We recommend getting bids from two or three companies. You may be in a hurry to get your door fixed, but are you prepared to pay $500 to $1,000 for a $150 repair? Getting multiple bids is the best way to avoid getting scammed. In most markets, a second bid alone will reveal a rip-off. You can get these bids over the phone. When the technician arrives, let him know that he must get your permission before exceeding the bid. Don’t be afraid to reject any proposed extra repairs. Beware of the repair specialist. Many unethical garage door companies intentionally target repair work because (1) customers are desperate for a quick fix and won’t get other bids, (2) customers don’t know the real cost of garage door parts, and (3) customers don’t know a necessary repair from a bogus one. If you get one bid from a company that focuses on repair, get another bid from a long-established company that does garage door sales and service. Check the company’s BBB Business Review at www.bbb.org. Go to there Google page and facebook Page. If a company has a bad rating from the BBB, call someone else. But be aware that some A+ ratings from the BBB don’t necessarily indicate a clean company. Some unethical firms have learned to get BBB complaints resolved quickly. A company may have hundreds of angry customers who never thought to file a complaint with the BBB. Be wary of phones answered generically, such as “Garage doors” or “Door service.” This tactic is used by slippery companies that operate under so many names that they can’t even answer their own phones honestly. If a company answers its phone strangely, ask them, “What company is this?” If they balk at this simple, honest question, hang up and call someone else. Beware of excessive advertising. The top position on Google or the first ad in the Yellow Pages does not necessarily indicate a reputable company. In some cases, heavy advertising can actually indicate a disreputable company. The business model of rip-off companies is built on excessive advertising that is designed to get their guy to be the first and only technician in your garage. Massive advertising expense is actually a key reason why some companies must charge high prices. Look closely at the ads for excessive appeals. Beware of promises of many discounts and low prices, same-day service, phony-looking reviews or testimonials, and especially unverifiable claims such as “5 star” or “rated #1.” And watch out for $29 service fees. We’ve seen many final invoices with a low $29 service fee, yet with the total bill exceeding $1,000 and packed with exorbitant parts prices and unnecessary repairs.

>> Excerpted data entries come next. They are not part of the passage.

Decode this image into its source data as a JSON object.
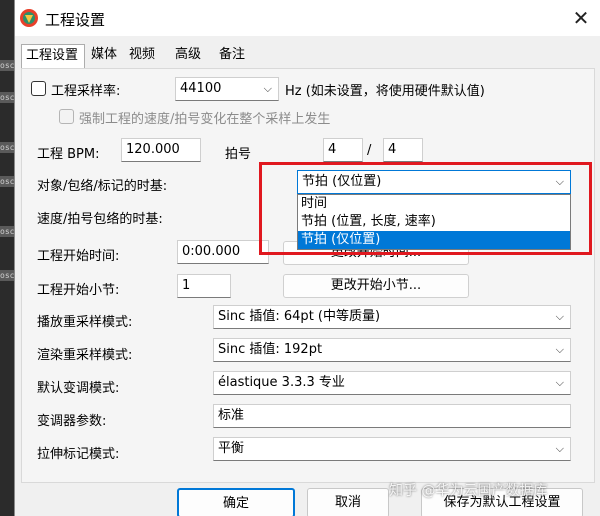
{
  "window": {
    "title": "工程设置",
    "close_glyph": "✕",
    "icon": "reaper-logo-icon"
  },
  "tabs": [
    {
      "label": "工程设置",
      "active": true
    },
    {
      "label": "媒体"
    },
    {
      "label": "视频"
    },
    {
      "label": "高级"
    },
    {
      "label": "备注"
    }
  ],
  "left_strip": {
    "text": "osc"
  },
  "sample_rate": {
    "label": "工程采样率:",
    "checked": false,
    "value": "44100",
    "note": "Hz (如未设置，将使用硬件默认值)"
  },
  "force_sample": {
    "label": "强制工程的速度/拍号变化在整个采样上发生",
    "checked": false
  },
  "bpm": {
    "label": "工程 BPM:",
    "value": "120.000"
  },
  "time_sig": {
    "label": "拍号",
    "numerator": "4",
    "separator": "/",
    "denominator": "4"
  },
  "timebase": {
    "label": "对象/包络/标记的时基:",
    "value": "节拍 (仅位置)"
  },
  "tempo_timebase": {
    "label": "速度/拍号包络的时基:"
  },
  "dropdown_options": [
    "时间",
    "节拍 (位置, 长度, 速率)",
    "节拍 (仅位置)"
  ],
  "start_time": {
    "label": "工程开始时间:",
    "value": "0:00.000",
    "button": "更改开始时间..."
  },
  "start_measure": {
    "label": "工程开始小节:",
    "value": "1",
    "button": "更改开始小节..."
  },
  "playback_resample": {
    "label": "播放重采样模式:",
    "value": "Sinc 插值: 64pt (中等质量)"
  },
  "render_resample": {
    "label": "渲染重采样模式:",
    "value": "Sinc 插值: 192pt"
  },
  "pitch_mode": {
    "label": "默认变调模式:",
    "value": "élastique 3.3.3 专业"
  },
  "shifter_params": {
    "label": "变调器参数:",
    "value": "标准"
  },
  "stretch_mode": {
    "label": "拉伸标记模式:",
    "value": "平衡"
  },
  "footer": {
    "ok": "确定",
    "cancel": "取消",
    "save_default": "保存为默认工程设置"
  },
  "watermark": "知乎 @华为云国产数据库",
  "colors": {
    "highlight": "#0078d7",
    "annotation_box": "#e0181f"
  }
}
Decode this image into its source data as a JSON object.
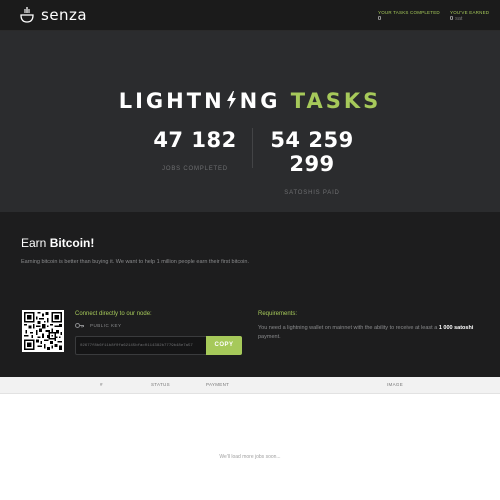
{
  "header": {
    "brand": "senza",
    "tasks_completed_label": "YOUR TASKS COMPLETED",
    "tasks_completed_value": "0",
    "earned_label": "YOU'VE EARNED",
    "earned_value": "0",
    "earned_unit": "sat"
  },
  "hero": {
    "title_part1": "LIGHTN",
    "title_part2": "NG",
    "title_accent": "TASKS",
    "jobs_value": "47 182",
    "jobs_label": "JOBS COMPLETED",
    "satoshis_value": "54 259 299",
    "satoshis_label": "SATOSHIS PAID"
  },
  "earn": {
    "title_prefix": "Earn",
    "title_bold": "Bitcoin!",
    "description": "Earning bitcoin is better than buying it. We want to help 1 million people earn their first bitcoin."
  },
  "connect": {
    "title": "Connect directly to our node:",
    "key_label": "PUBLIC KEY",
    "public_key": "02677f8b6f11b8f0fa62145bfac0114382b7779b48e7a57",
    "copy_label": "COPY"
  },
  "requirements": {
    "title": "Requirements:",
    "text_prefix": "You need a lightning wallet on mainnet with the ability to receive at least a",
    "text_bold": "1 000 satoshi",
    "text_suffix": "payment."
  },
  "table": {
    "columns": [
      "#",
      "STATUS",
      "PAYMENT",
      "IMAGE"
    ]
  },
  "loading_text": "We'll load more jobs soon...",
  "colors": {
    "accent": "#a6c95a",
    "topbar_bg": "#1b1b1b",
    "hero_bg": "#2b2c2e",
    "earn_bg": "#1d1d1e"
  }
}
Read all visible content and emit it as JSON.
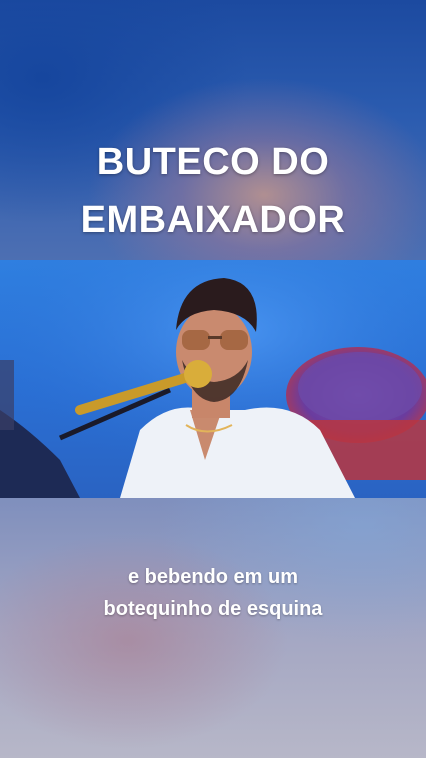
{
  "overlay": {
    "title_lines": [
      "BUTECO DO",
      "EMBAIXADOR"
    ]
  },
  "video": {
    "description_icon": "performer-singing-at-microphone"
  },
  "subtitle": {
    "lines": [
      "e bebendo em um",
      "botequinho de esquina"
    ]
  },
  "colors": {
    "stage_blue": "#2f7fe0",
    "top_blue": "#1c4aa0",
    "text": "#ffffff"
  }
}
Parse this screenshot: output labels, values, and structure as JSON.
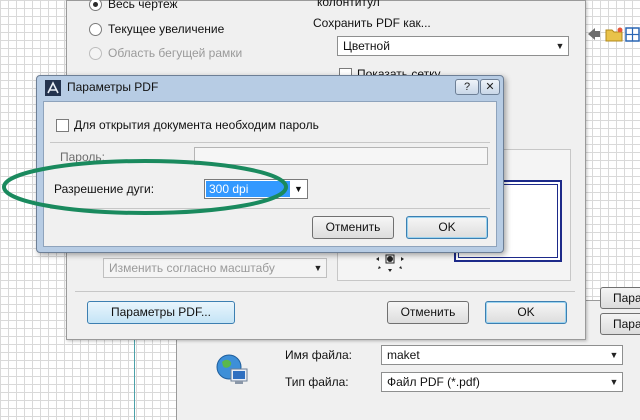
{
  "settings_dialog": {
    "radio_whole_drawing": "Весь чертеж",
    "radio_current_zoom": "Текущее увеличение",
    "radio_marquee_area": "Область бегущей рамки",
    "header_footer_label": "колонтитул",
    "save_pdf_as_label": "Сохранить PDF как...",
    "color_mode_value": "Цветной",
    "show_grid_label": "Показать сетку",
    "scale_mode_value": "Изменить согласно масштабу",
    "pdf_params_button": "Параметры PDF...",
    "cancel_button": "Отменить",
    "ok_button": "OK"
  },
  "pdf_modal": {
    "title": "Параметры PDF",
    "help_glyph": "?",
    "close_glyph": "✕",
    "password_required_label": "Для открытия документа необходим пароль",
    "password_label": "Пароль:",
    "arc_resolution_label": "Разрешение дуги:",
    "arc_resolution_value": "300 dpi",
    "cancel_button": "Отменить",
    "ok_button": "OK"
  },
  "save_dialog": {
    "file_name_label": "Имя файла:",
    "file_name_value": "maket",
    "file_type_label": "Тип файла:",
    "file_type_value": "Файл PDF (*.pdf)",
    "side_button_1": "Пара",
    "side_button_2": "Пара"
  },
  "colors": {
    "highlight": "#1a8a5e",
    "selection": "#3399ff",
    "modal_frame": "#b7cce4"
  },
  "icons": {
    "modal_app": "archicad-logo-icon",
    "file_type": "globe-monitor-icon",
    "toolbar": [
      "back-arrow-icon",
      "folder-icon",
      "grid-view-icon"
    ]
  }
}
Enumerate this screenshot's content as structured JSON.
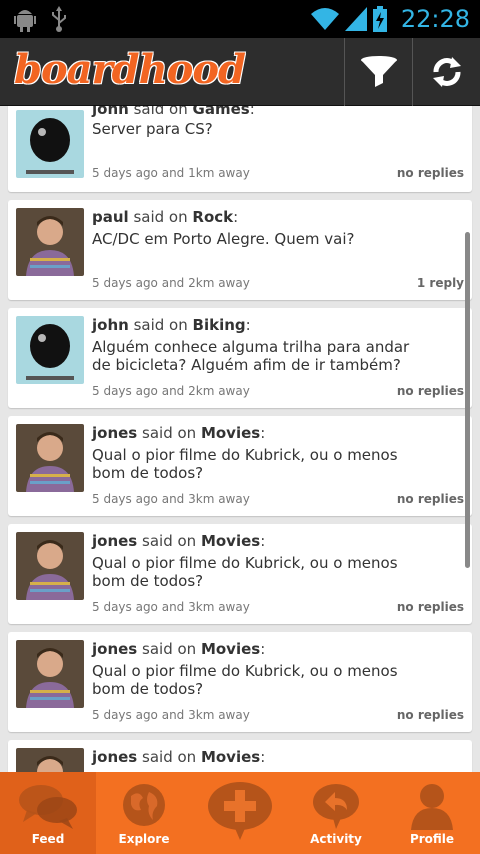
{
  "status_bar": {
    "time": "22:28"
  },
  "header": {
    "logo_text": "boardhood"
  },
  "feed": [
    {
      "user": "john",
      "verb": "said on",
      "topic": "Games",
      "message": "Server para CS?",
      "meta": "5 days ago and 1km away",
      "replies": "no replies",
      "avatar": "poster"
    },
    {
      "user": "paul",
      "verb": "said on",
      "topic": "Rock",
      "message": "AC/DC em Porto Alegre. Quem vai?",
      "meta": "5 days ago and 2km away",
      "replies": "1 reply",
      "avatar": "person"
    },
    {
      "user": "john",
      "verb": "said on",
      "topic": "Biking",
      "message": "Alguém conhece alguma trilha para andar de bicicleta? Alguém afim de ir também?",
      "meta": "5 days ago and 2km away",
      "replies": "no replies",
      "avatar": "poster"
    },
    {
      "user": "jones",
      "verb": "said on",
      "topic": "Movies",
      "message": "Qual o pior filme do Kubrick, ou o menos bom de todos?",
      "meta": "5 days ago and 3km away",
      "replies": "no replies",
      "avatar": "person"
    },
    {
      "user": "jones",
      "verb": "said on",
      "topic": "Movies",
      "message": "Qual o pior filme do Kubrick, ou o menos bom de todos?",
      "meta": "5 days ago and 3km away",
      "replies": "no replies",
      "avatar": "person"
    },
    {
      "user": "jones",
      "verb": "said on",
      "topic": "Movies",
      "message": "Qual o pior filme do Kubrick, ou o menos bom de todos?",
      "meta": "5 days ago and 3km away",
      "replies": "no replies",
      "avatar": "person"
    },
    {
      "user": "jones",
      "verb": "said on",
      "topic": "Movies",
      "message": "",
      "meta": "",
      "replies": "",
      "avatar": "person"
    }
  ],
  "bottom_nav": [
    {
      "label": "Feed",
      "icon": "chat-bubbles-icon",
      "active": true
    },
    {
      "label": "Explore",
      "icon": "globe-icon",
      "active": false
    },
    {
      "label": "",
      "icon": "add-post-icon",
      "active": false
    },
    {
      "label": "Activity",
      "icon": "reply-bubble-icon",
      "active": false
    },
    {
      "label": "Profile",
      "icon": "person-icon",
      "active": false
    }
  ],
  "colors": {
    "accent": "#f37021",
    "header_bg": "#2d2d2d",
    "status_blue": "#33b5e5"
  }
}
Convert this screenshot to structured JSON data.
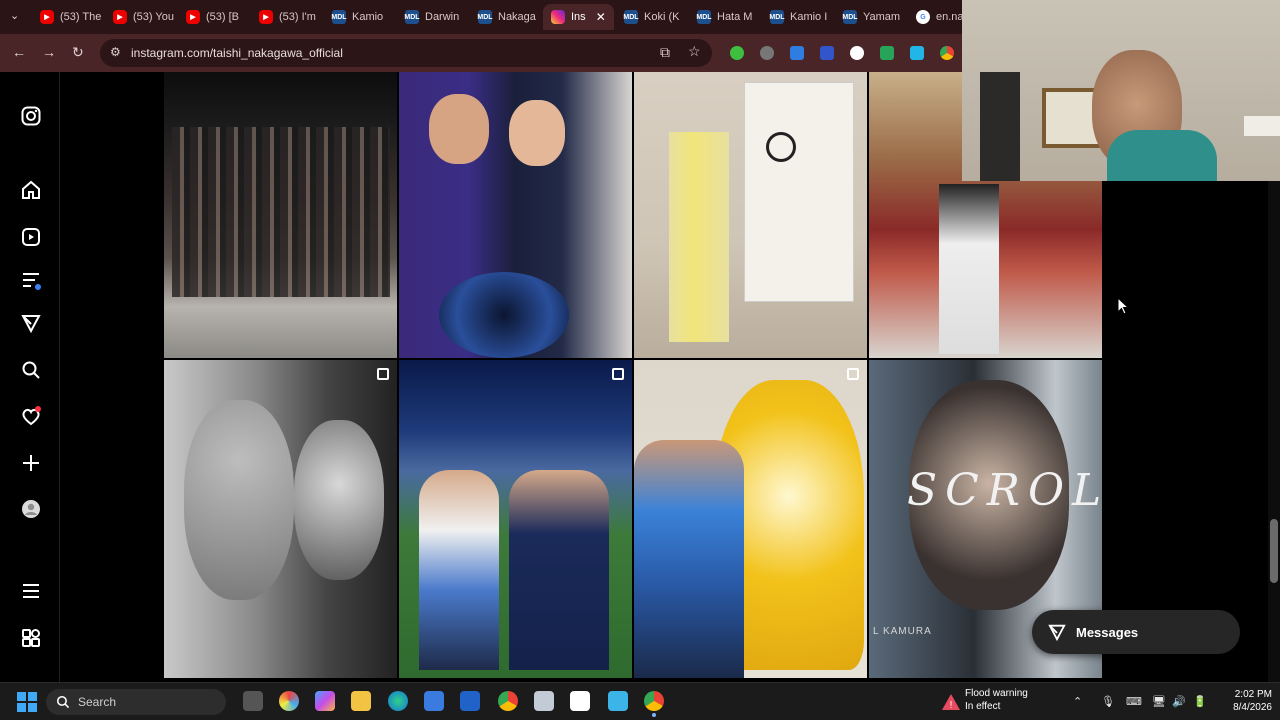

Many unethical companies operate under several names so they can get more phone calls and make it difficult for customers to track them down later. Make sure that their name on their Google ad/ listing matches the name on their website. And check the list of “alternate business names” on the company’s BBB review. If it looks shady, call someone else. Check their address. Does their website list their street address? Many (but not all) rip-off companies operate only with (1) heavy advertising, (2) a cell phone, and (3) a pickup truck, but no storefront. Sometimes, to give the illusion of being an established business, they will publish a phony address. Check out their address on Google Street View to see if it really exists. If not, call somebody else.